Michael: We write stuff every day. I guess we have, more or less, seven songs really. This is one song; this is one song here, this eight minutes of that song. We got pretty far on some of the songs and we have ideas for ten or fifteen others.
Greg: Are you guys working on any schedule? Is there a date or month you’re shooting for, to have the new album out by?
Michael: Well of course we said to each other, a year ago when Glenn asked us to play at the ProgPower again, oh we got to have an album out by then. But of course, you can’t put that pressure on a band, trying to make an album. But we should take our time. The third album is very important. We’re planning on doing two or three videos, taking it to the next step of course. So we don’t want to rush anything.
Greg: So we’ve talked about your previous ProgPower experiences. Now you’re returning on a night being dubbed, “Returning Heroes”. What are your expectations this time around?
Michael: Well of course, we’re going to do a cool thing at the pre-party. Yeah… I think that’s going to be a cool treat for the fans, see us playing cover songs, and of course regular songs. We haven’t decided which songs we’ll play yet, but you can imagine playing the song “Abyss” as an acoustic song. We’d have to redo the whole song… but you never know. I’m looking forward to it. And of course, we’re gonna put on a great show for the main festival and play songs that the Prog Metal people like to hear. “Mouth of Madness” would be great song for that, because that’s what they want to hear.
Greg: Speaking of the Pagan’s Maximus thing, do you expect you’ll get together with the Pagan’s Mind guys, given that you’re both from Norway and figure out what you’re going to do ahead of time, or do you plan to do an impromptu thing and just figure it all out on stage in Atlanta?
[Important note from Glenn Harveston, July 2009: "I just received word that due to the time commitments involved with the Stratovarious tour, Pagan's Mind will not be arriving to Atlanta until Friday afternoon. The acoustic Pagan's Maximus show has been changed as a result. Circus Maximus will now play a full electric set consisting of cover tunes and Circus Maximus songs that will NOT be performed on the main stage on Saturday. Both Pagan's Mind and I apologize for the change in plans."]
This ends Part One of Greg’s interview with Circus Maximus vocalist Michael Eriksen. The complete interview can only be found in the official (printed) ProgPower USA program given to all attendees. If you want to read the entire interview, you have to come to the show!
Final Note: All photos/images used to illustrate this interview are used in compliance with the principles of Fair Use. They illustrate reviews, opinions, and interviews with the band members who created the albums and on whose official web sites and MySpace pages some of these images reside.

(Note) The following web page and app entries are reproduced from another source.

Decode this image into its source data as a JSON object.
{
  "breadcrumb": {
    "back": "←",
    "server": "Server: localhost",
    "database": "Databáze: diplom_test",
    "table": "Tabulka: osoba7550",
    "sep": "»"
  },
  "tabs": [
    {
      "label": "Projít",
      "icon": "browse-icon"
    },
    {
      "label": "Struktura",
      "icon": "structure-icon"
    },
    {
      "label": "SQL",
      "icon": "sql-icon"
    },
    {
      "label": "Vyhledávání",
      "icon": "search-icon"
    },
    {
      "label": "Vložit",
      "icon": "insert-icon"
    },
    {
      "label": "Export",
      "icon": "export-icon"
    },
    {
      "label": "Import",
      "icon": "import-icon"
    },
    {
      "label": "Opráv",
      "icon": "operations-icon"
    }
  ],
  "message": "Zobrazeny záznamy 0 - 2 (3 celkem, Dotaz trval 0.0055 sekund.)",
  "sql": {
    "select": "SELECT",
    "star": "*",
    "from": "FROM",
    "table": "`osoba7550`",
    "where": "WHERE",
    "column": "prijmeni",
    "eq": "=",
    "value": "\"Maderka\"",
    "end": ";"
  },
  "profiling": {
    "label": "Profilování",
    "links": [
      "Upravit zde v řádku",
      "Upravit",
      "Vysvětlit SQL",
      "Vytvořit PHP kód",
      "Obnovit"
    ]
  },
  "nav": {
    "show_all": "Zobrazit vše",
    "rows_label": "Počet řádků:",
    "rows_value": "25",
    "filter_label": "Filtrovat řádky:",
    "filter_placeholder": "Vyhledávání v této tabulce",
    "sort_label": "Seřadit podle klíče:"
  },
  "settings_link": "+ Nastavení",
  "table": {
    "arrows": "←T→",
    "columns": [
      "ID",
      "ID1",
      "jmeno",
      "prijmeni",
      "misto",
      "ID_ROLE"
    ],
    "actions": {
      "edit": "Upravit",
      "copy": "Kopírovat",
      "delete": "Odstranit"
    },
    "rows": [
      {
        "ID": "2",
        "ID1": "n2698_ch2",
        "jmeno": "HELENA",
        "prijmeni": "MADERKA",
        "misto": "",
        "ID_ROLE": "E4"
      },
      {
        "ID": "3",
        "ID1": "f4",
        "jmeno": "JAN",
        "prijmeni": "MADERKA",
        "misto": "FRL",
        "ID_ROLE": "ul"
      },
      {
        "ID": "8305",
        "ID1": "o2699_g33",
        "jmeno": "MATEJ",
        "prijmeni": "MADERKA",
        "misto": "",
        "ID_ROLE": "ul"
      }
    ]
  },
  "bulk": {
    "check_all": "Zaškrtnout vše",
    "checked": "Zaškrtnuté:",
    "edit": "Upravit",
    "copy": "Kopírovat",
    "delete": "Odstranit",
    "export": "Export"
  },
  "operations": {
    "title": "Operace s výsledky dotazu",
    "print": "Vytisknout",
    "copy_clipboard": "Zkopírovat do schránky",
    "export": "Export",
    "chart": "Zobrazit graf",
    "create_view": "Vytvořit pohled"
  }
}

No copyright violations are intended. The photos of the band are borrowed from the band’s official web site.